Relationships

Raising the Bar on Team Performance

Raising the Bar: How to inspire members to function at the highest level 

One constant complaint I get from clients is that teams underperform and that they, the leaders, are overworked. Often, when exploring the facts, I find that the leader has played a major role in creating the problem, just as conductors create musical problems by their actions. Many times, when leaders complain about others, they are not aware of the roles they play and have played in developing and maintaining the situation.

If a choir is not adequate, then we know it’s our leadership. It’s the same with teams. To transform teams (committees, boards, staff, etc.) to a high performance mode, it’s somewhat like the process a choir or orchestra goes through in becoming an ensemble.

Here are tips for raising the bar in team performance:

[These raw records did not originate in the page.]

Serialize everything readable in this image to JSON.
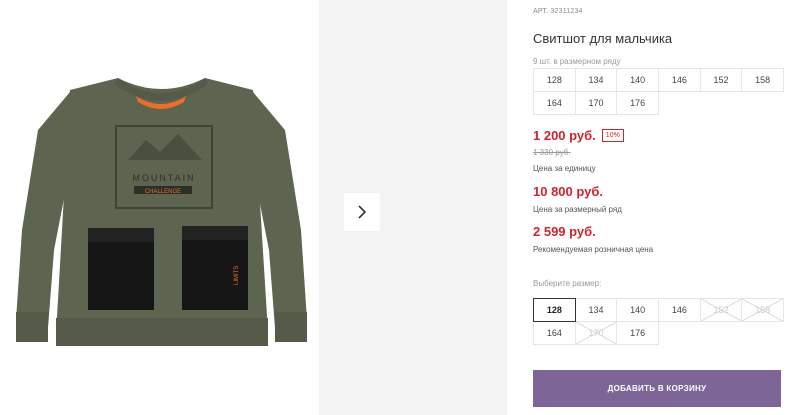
{
  "product": {
    "sku": "АРТ. 32311234",
    "title": "Свитшот для мальчика",
    "series_note": "9 шт. в размерном ряду"
  },
  "series_sizes": [
    "128",
    "134",
    "140",
    "146",
    "152",
    "158",
    "164",
    "170",
    "176"
  ],
  "pricing": {
    "unit_price": "1 200 руб.",
    "discount": "10%",
    "old_price": "1 330 руб.",
    "unit_caption": "Цена за единицу",
    "series_price": "10 800 руб.",
    "series_caption": "Цена за размерный ряд",
    "retail_price": "2 599 руб.",
    "retail_caption": "Рекомендуемая розничная цена"
  },
  "size_choice": {
    "label": "Выберите размер:",
    "options": [
      {
        "size": "128",
        "state": "selected"
      },
      {
        "size": "134",
        "state": "available"
      },
      {
        "size": "140",
        "state": "available"
      },
      {
        "size": "146",
        "state": "available"
      },
      {
        "size": "152",
        "state": "unavailable"
      },
      {
        "size": "158",
        "state": "unavailable"
      },
      {
        "size": "164",
        "state": "available"
      },
      {
        "size": "170",
        "state": "unavailable"
      },
      {
        "size": "176",
        "state": "available"
      }
    ]
  },
  "gallery": {
    "print_line1": "MOUNTAIN",
    "print_line2": "CHALLENGE",
    "pocket_tag": "LIMITS"
  },
  "cart": {
    "button_label": "ДОБАВИТЬ В КОРЗИНУ"
  },
  "colors": {
    "price_red": "#d0242e",
    "cart_purple": "#7d6598",
    "garment_olive": "#5d6450"
  },
  "icons": [
    "chevron-right-icon"
  ]
}
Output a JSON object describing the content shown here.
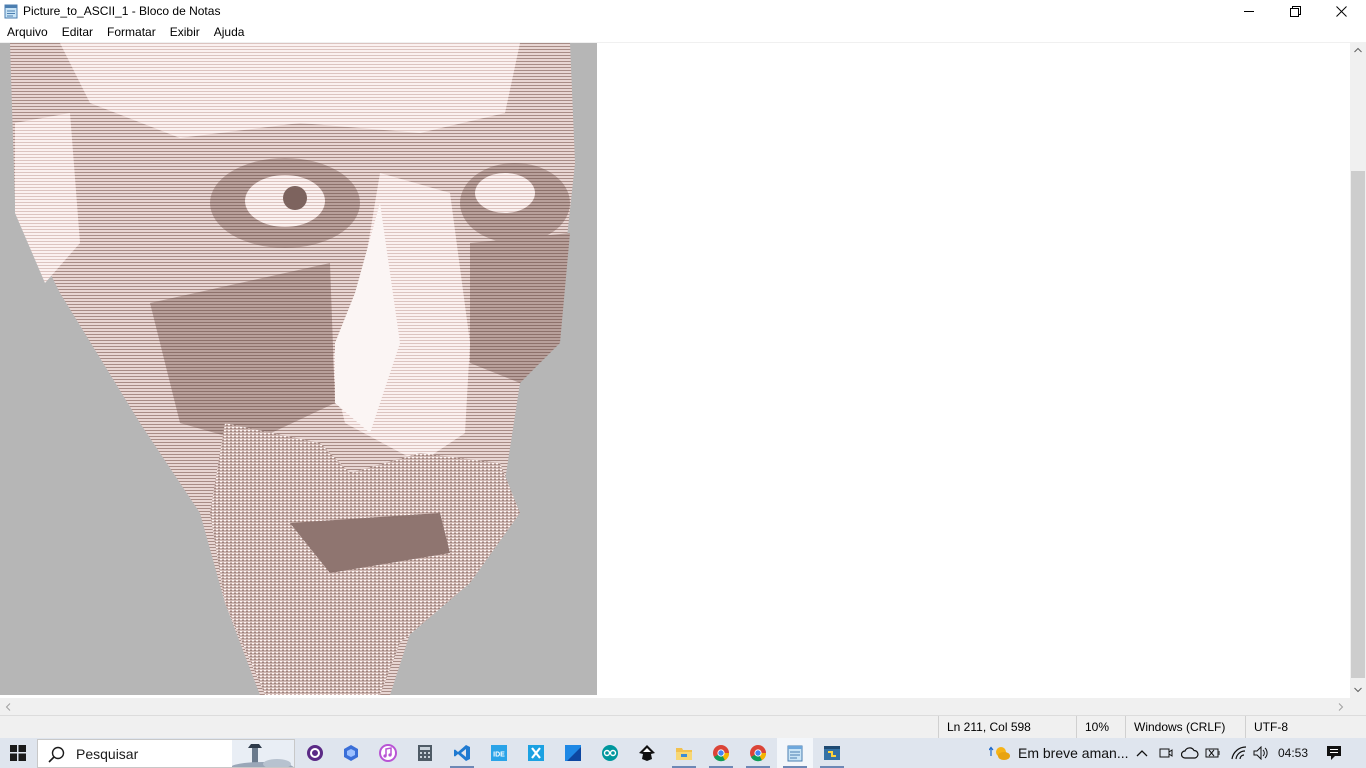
{
  "window": {
    "title": "Picture_to_ASCII_1 - Bloco de Notas",
    "caption_buttons": {
      "minimize": "—",
      "maximize": "❐",
      "close": "✕"
    }
  },
  "menu": [
    {
      "label": "Arquivo"
    },
    {
      "label": "Editar"
    },
    {
      "label": "Formatar"
    },
    {
      "label": "Exibir"
    },
    {
      "label": "Ajuda"
    }
  ],
  "editor": {
    "content_description": "ascii-art-portrait-image",
    "art_background": "#b6b6b6",
    "art_light": "#fdf3f3",
    "art_dark": "#9a7f79"
  },
  "statusbar": {
    "position": "Ln 211, Col 598",
    "zoom": "10%",
    "line_ending": "Windows (CRLF)",
    "encoding": "UTF-8"
  },
  "taskbar": {
    "search_placeholder": "Pesquisar",
    "apps": [
      {
        "name": "obs-icon",
        "color": "#5b2a86"
      },
      {
        "name": "settings-cube-icon",
        "color": "#3b6fd8"
      },
      {
        "name": "itunes-icon",
        "color": "#b854d4"
      },
      {
        "name": "calculator-icon",
        "color": "#4f5b66"
      },
      {
        "name": "vscode-icon",
        "color": "#1f7ad1"
      },
      {
        "name": "ide-icon",
        "color": "#2aa3e8"
      },
      {
        "name": "excel-x-icon",
        "color": "#1ba1e2"
      },
      {
        "name": "sublime-s-icon",
        "color": "#1e88e5"
      },
      {
        "name": "arduino-icon",
        "color": "#00979d"
      },
      {
        "name": "inkscape-icon",
        "color": "#111111"
      },
      {
        "name": "file-explorer-icon",
        "color": "#f2c14e"
      },
      {
        "name": "chrome-icon",
        "color": "#db4437"
      },
      {
        "name": "chrome-profile-icon",
        "color": "#db4437"
      },
      {
        "name": "notepad-icon",
        "color": "#6fa8dc"
      },
      {
        "name": "python-idle-icon",
        "color": "#3572a5"
      }
    ],
    "weather": "Em breve aman...",
    "clock": "04:53"
  }
}
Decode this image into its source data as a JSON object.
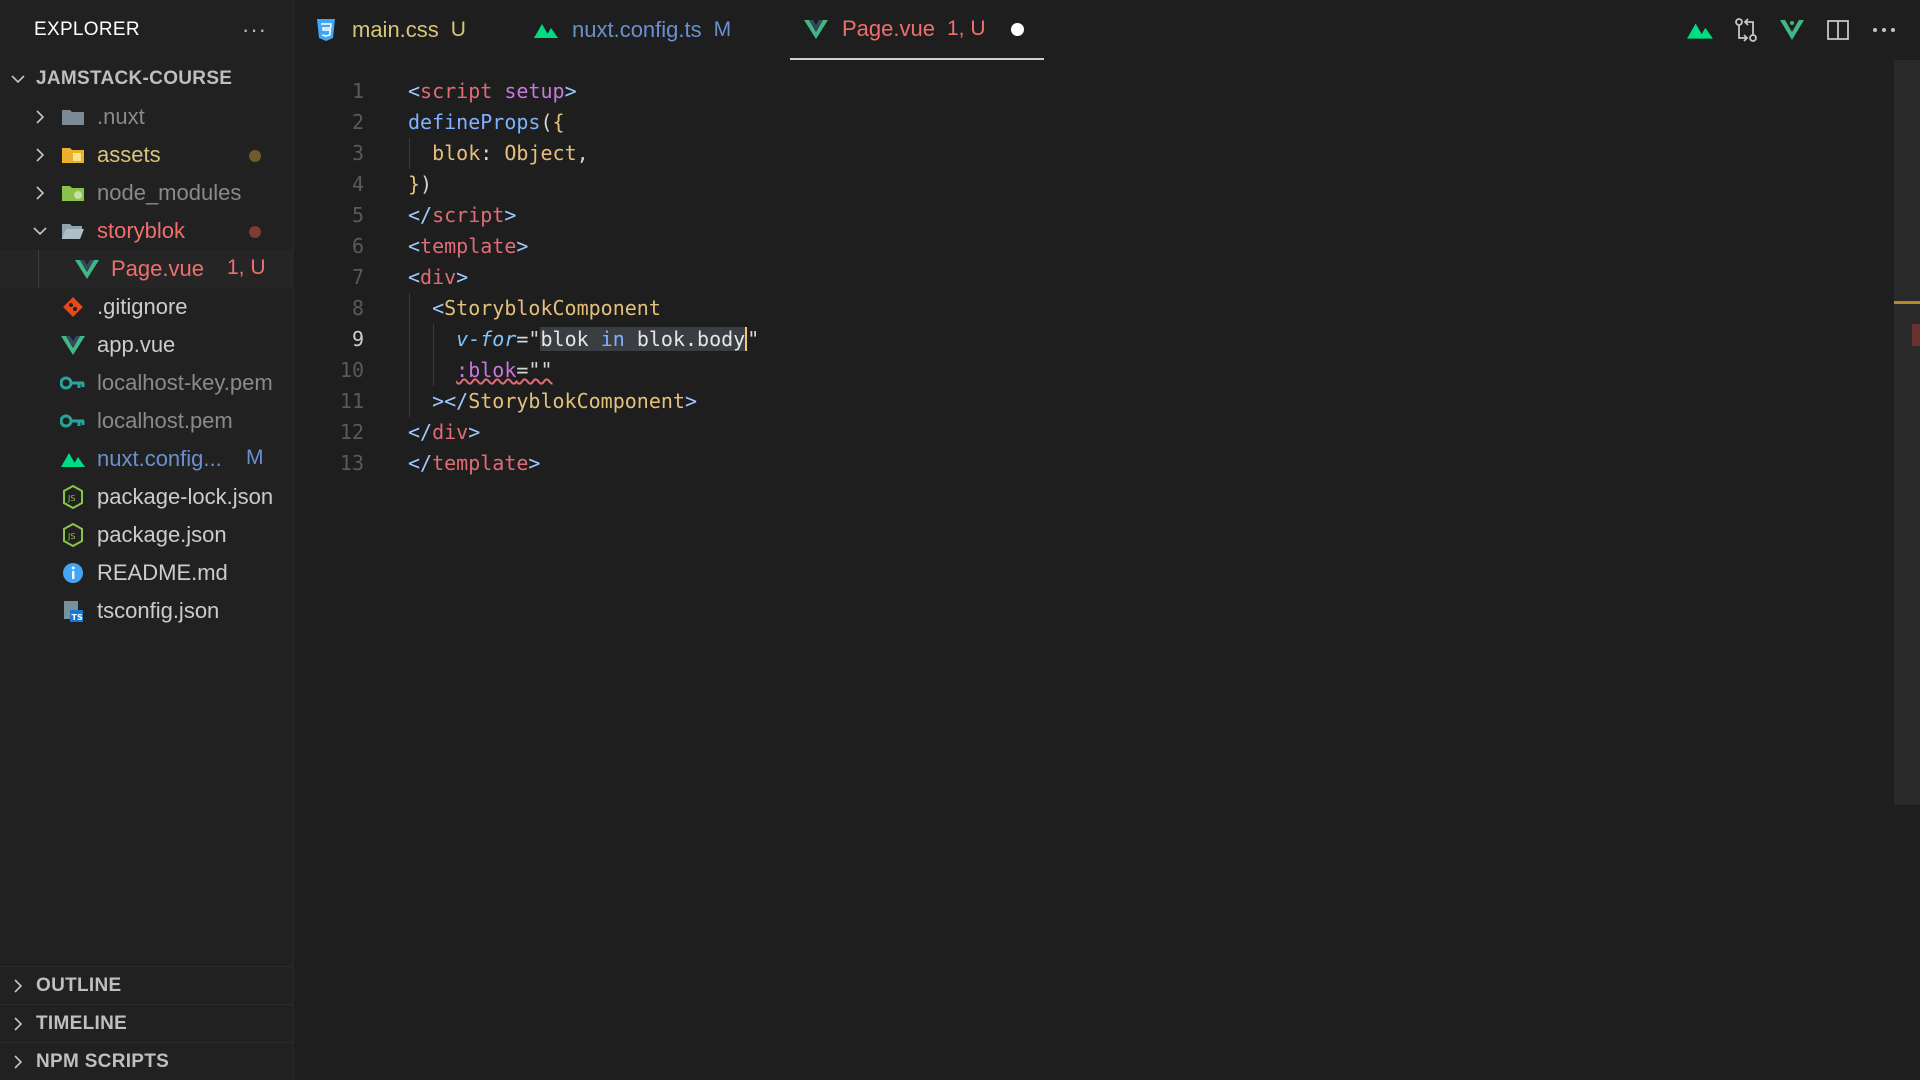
{
  "explorer": {
    "title": "EXPLORER",
    "more": "···",
    "project": "JAMSTACK-COURSE",
    "items": [
      {
        "name": ".nuxt",
        "type": "folder",
        "badge": ""
      },
      {
        "name": "assets",
        "type": "folder",
        "badge": ""
      },
      {
        "name": "node_modules",
        "type": "folder",
        "badge": ""
      },
      {
        "name": "storyblok",
        "type": "folder-open",
        "badge": ""
      },
      {
        "name": "Page.vue",
        "type": "vue",
        "badge": "1, U"
      },
      {
        "name": ".gitignore",
        "type": "git",
        "badge": ""
      },
      {
        "name": "app.vue",
        "type": "vue",
        "badge": ""
      },
      {
        "name": "localhost-key.pem",
        "type": "key",
        "badge": ""
      },
      {
        "name": "localhost.pem",
        "type": "key",
        "badge": ""
      },
      {
        "name": "nuxt.config...",
        "type": "nuxt",
        "badge": "M"
      },
      {
        "name": "package-lock.json",
        "type": "node",
        "badge": ""
      },
      {
        "name": "package.json",
        "type": "node",
        "badge": ""
      },
      {
        "name": "README.md",
        "type": "info",
        "badge": ""
      },
      {
        "name": "tsconfig.json",
        "type": "ts",
        "badge": ""
      }
    ],
    "panels": [
      "OUTLINE",
      "TIMELINE",
      "NPM SCRIPTS"
    ]
  },
  "tabs": [
    {
      "label": "main.css",
      "status": "U",
      "icon": "css-icon"
    },
    {
      "label": "nuxt.config.ts",
      "status": "M",
      "icon": "nuxt-icon"
    },
    {
      "label": "Page.vue",
      "status": "1, U",
      "icon": "vue-icon"
    }
  ],
  "editor": {
    "line_numbers": [
      "1",
      "2",
      "3",
      "4",
      "5",
      "6",
      "7",
      "8",
      "9",
      "10",
      "11",
      "12",
      "13"
    ],
    "current_line": 9
  },
  "colors": {
    "accent_red": "#ef6f6c",
    "modified": "#6c8fce",
    "untracked_green": "#73c991"
  }
}
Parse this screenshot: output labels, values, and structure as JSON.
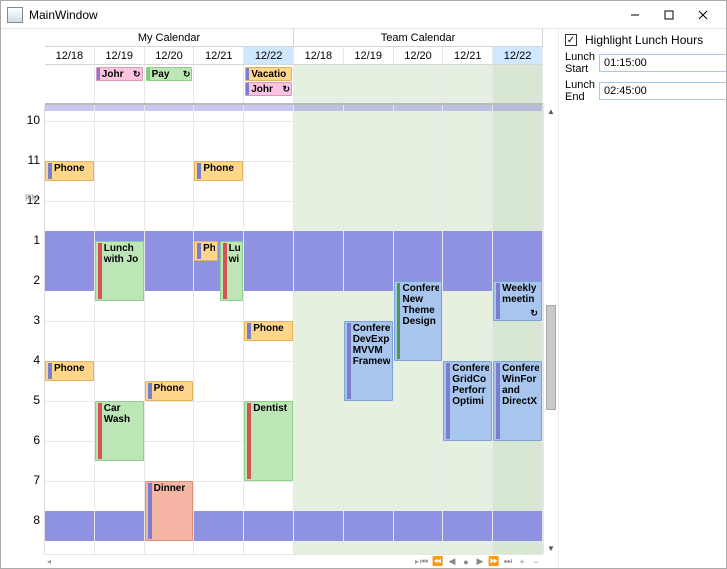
{
  "window": {
    "title": "MainWindow"
  },
  "groups": [
    {
      "name": "My Calendar"
    },
    {
      "name": "Team Calendar"
    }
  ],
  "days": [
    "12/18",
    "12/19",
    "12/20",
    "12/21",
    "12/22"
  ],
  "today_index": 4,
  "ruler": {
    "hours": [
      10,
      11,
      12,
      1,
      2,
      3,
      4,
      5,
      6,
      7,
      8
    ],
    "noon_suffix": "PM"
  },
  "side": {
    "highlight_label": "Highlight Lunch Hours",
    "highlight_checked": true,
    "lunch_start_label": "Lunch Start",
    "lunch_start_value": "01:15:00",
    "lunch_end_label": "Lunch End",
    "lunch_end_value": "02:45:00"
  },
  "allday": {
    "my": [
      [],
      [
        {
          "label": "Johr",
          "color": "pink",
          "bar": "b",
          "recur": true
        }
      ],
      [
        {
          "label": "Pay",
          "color": "green",
          "bar": "g",
          "recur": true
        }
      ],
      [],
      [
        {
          "label": "Vacatio",
          "color": "orange",
          "bar": "b",
          "recur": false
        },
        {
          "label": "Johr",
          "color": "pink",
          "bar": "b",
          "recur": true
        }
      ]
    ],
    "team": [
      [],
      [],
      [],
      [],
      []
    ]
  },
  "lunch": {
    "start_hour": 0.75,
    "duration_hours": 1.5,
    "extra_half_at_end": true
  },
  "timed": {
    "my": [
      {
        "day": 0,
        "label": "Phone",
        "color": "orange",
        "bar": "b",
        "start": 11.0,
        "end": 11.5
      },
      {
        "day": 0,
        "label": "Phone",
        "color": "orange",
        "bar": "b",
        "start": 16.0,
        "end": 16.5
      },
      {
        "day": 1,
        "label": "Lunch\nwith Jo",
        "color": "green",
        "bar": "r",
        "start": 13.0,
        "end": 14.5
      },
      {
        "day": 1,
        "label": "Car\nWash",
        "color": "green",
        "bar": "r",
        "start": 17.0,
        "end": 18.5
      },
      {
        "day": 2,
        "label": "Phone",
        "color": "orange",
        "bar": "b",
        "start": 16.5,
        "end": 17.0
      },
      {
        "day": 2,
        "label": "Dinner",
        "color": "salmon",
        "bar": "b",
        "start": 19.0,
        "end": 20.5
      },
      {
        "day": 3,
        "label": "Phone",
        "color": "orange",
        "bar": "b",
        "start": 11.0,
        "end": 11.5
      },
      {
        "day": 3,
        "label": "Ph",
        "color": "orange",
        "bar": "b",
        "start": 13.0,
        "end": 13.5,
        "half": "left"
      },
      {
        "day": 3,
        "label": "Lu\nwi",
        "color": "green",
        "bar": "r",
        "start": 13.0,
        "end": 14.5,
        "half": "right"
      },
      {
        "day": 4,
        "label": "Phone",
        "color": "orange",
        "bar": "b",
        "start": 15.0,
        "end": 15.5
      },
      {
        "day": 4,
        "label": "Dentist",
        "color": "green",
        "bar": "r",
        "start": 17.0,
        "end": 19.0
      }
    ],
    "team": [
      {
        "day": 1,
        "label": "Confere\nDevExp\nMVVM\nFramew",
        "color": "blue",
        "bar": "b",
        "start": 15.0,
        "end": 17.0
      },
      {
        "day": 2,
        "label": "Confere\nNew\nTheme\nDesign",
        "color": "blue",
        "bar": "dg",
        "start": 14.0,
        "end": 16.0
      },
      {
        "day": 3,
        "label": "Confere\nGridCo\nPerforr\nOptimi",
        "color": "blue",
        "bar": "b",
        "start": 16.0,
        "end": 18.0
      },
      {
        "day": 4,
        "label": "Weekly\nmeetin",
        "color": "blue",
        "bar": "b",
        "start": 14.0,
        "end": 15.0,
        "recur": true
      },
      {
        "day": 4,
        "label": "Confere\nWinFor\nand\nDirectX",
        "color": "blue",
        "bar": "b",
        "start": 16.0,
        "end": 18.0
      }
    ]
  }
}
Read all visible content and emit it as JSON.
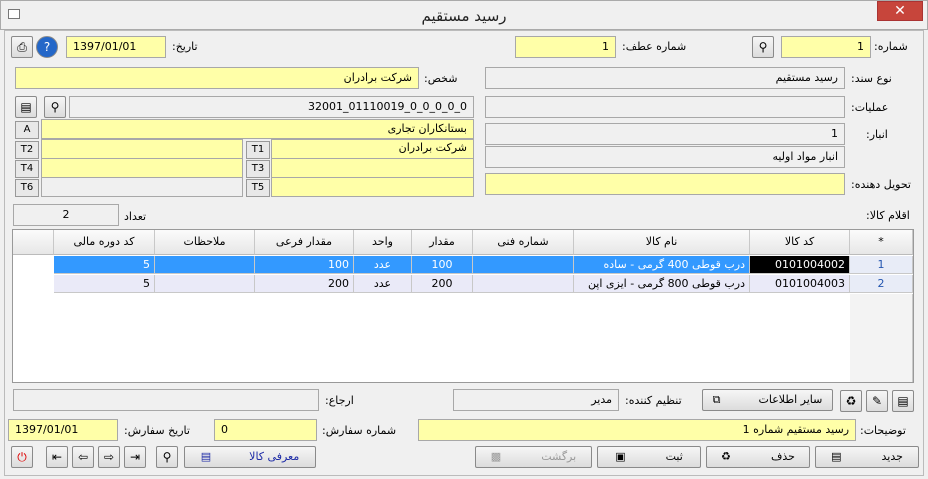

  1. Manage Yourself: The fundamental principal in raising the functioning level for team members is to stop overfunctioning, yourself. As you step up in your leadership profile, then others will take note and match your model. The Transformational Leader sets the bar for performance standards, attitude, and accountability. If you lead with authenticity and transparency, then others will know they can do the same. Remain calm. Remain focused. Remain energized. Learn the art of delegation. Check out Extraordinary Relationships: A New Way of Thinking About Human Interactions.
  2. Define a Worthy Purpose: Rather than assume that everyone on the team knows the purpose of the team, it’s important to define the purpose in writing and review it regularly. It is also important to revise the statement of purpose as the work of the team expands or gains clarity. Sometimes, the work narrows in scope, providing focus and intent to the work. Do this as a group collaboration so that everyone knows, understands, and supports the purpose statement.
  3. Challenge the Team: Boring work builds a boring team. Help members to know that they have a voice in creating the improvements they desire. This will give energy and momentum to the team’s work. If the team is only allowed to do maintenance type work, while you do all the creative thinking, then the team will lose its fizzle. Personal growth happens when we stretch our abilities. Allow the team to do the same. Allow individuals to take on responsibilities, knowing that they will have your support. Be sure that you don’t take on duties, so you are available to mentor others and monitor processes.
  4. Create a Collaborative Culture: Surround yourself with people who think in fresh and diverse ways. Build a culture where you ask inspiring questions and allow time for creative brainstorming. Listen to the team like a conductor listens to a choir or orchestra. If you attempt to solve all problems, then the team always expects you to play that role. Find ways to capture ideas, and develop processes to move from concept to action. Defining actions with dates and champions will build in accountability and camaraderie within the team culture. This is part of the dynamic we think of as ensemble. When people feel that individual thinking is celebrated, then more ideas emerge and more ownership for ideas and projects becomes the norm.
  5. Celebrate Genuine Success Often: A constant focus on process improvement and higher performance standards is energized by positive, genuine affirmation. Phony happy words don’t permanently effect people. Direct, honest feedback with helpful suggestions will influence behaviors in a positive way. Balance evaluation with celebration, when appropriate. Improve your awareness of these dynamics by making intentional notes about team performance, as well as about your own performance. When giving feedback to others, ask for comments about your own effectiveness, as well.
  6. Define Accountability as Nurture: When conducting evaluations of work, team performance, and skills, ensure that there is a positive setting for this work. Be sure that there is not an appearance of blaming or fault finding. Sometimes leaders want to dump all of their negative feelings onto one individual. This is not a good way to develop and maintain personal accountability within the team. Accountability has a positive image when people see it as nurture, collaboration, and shared responsibility. The high performance team develops peer-to-peer accountabilities.
  7. Be Sociable: Take time to do something not related to the work of the team. Share a meal. Visit a group or location relevant to your work. Spend time at play. This does not mean that you should not keep boundaries in place for appropriate relationships. Being friends and being social are different.
  8. Define the Culture: Diverse personalities and backgrounds make for great team dynamics. In order to create focus on the work and unity of goal implementation, it’s important to define team guidelines. Let the team define elements of their team covenant. When they define the culture, then they own the accountability as peers. Defining expectations is a risk mitigator for conflict. Check out my e-book: Creating and Sustaining Healthy Teams.

The bottom line – spend time on process, and not only in process.

 

Hugh Ballou
The Transformational Leadership Strategist

Author of
“Build Your High Performance Teams…in Just 21 Days! 

http://thehpteam.com/

 

Hugh Ballou (Author)

  • John Balauat

    Great article.  Thank you for the great content, Hugh!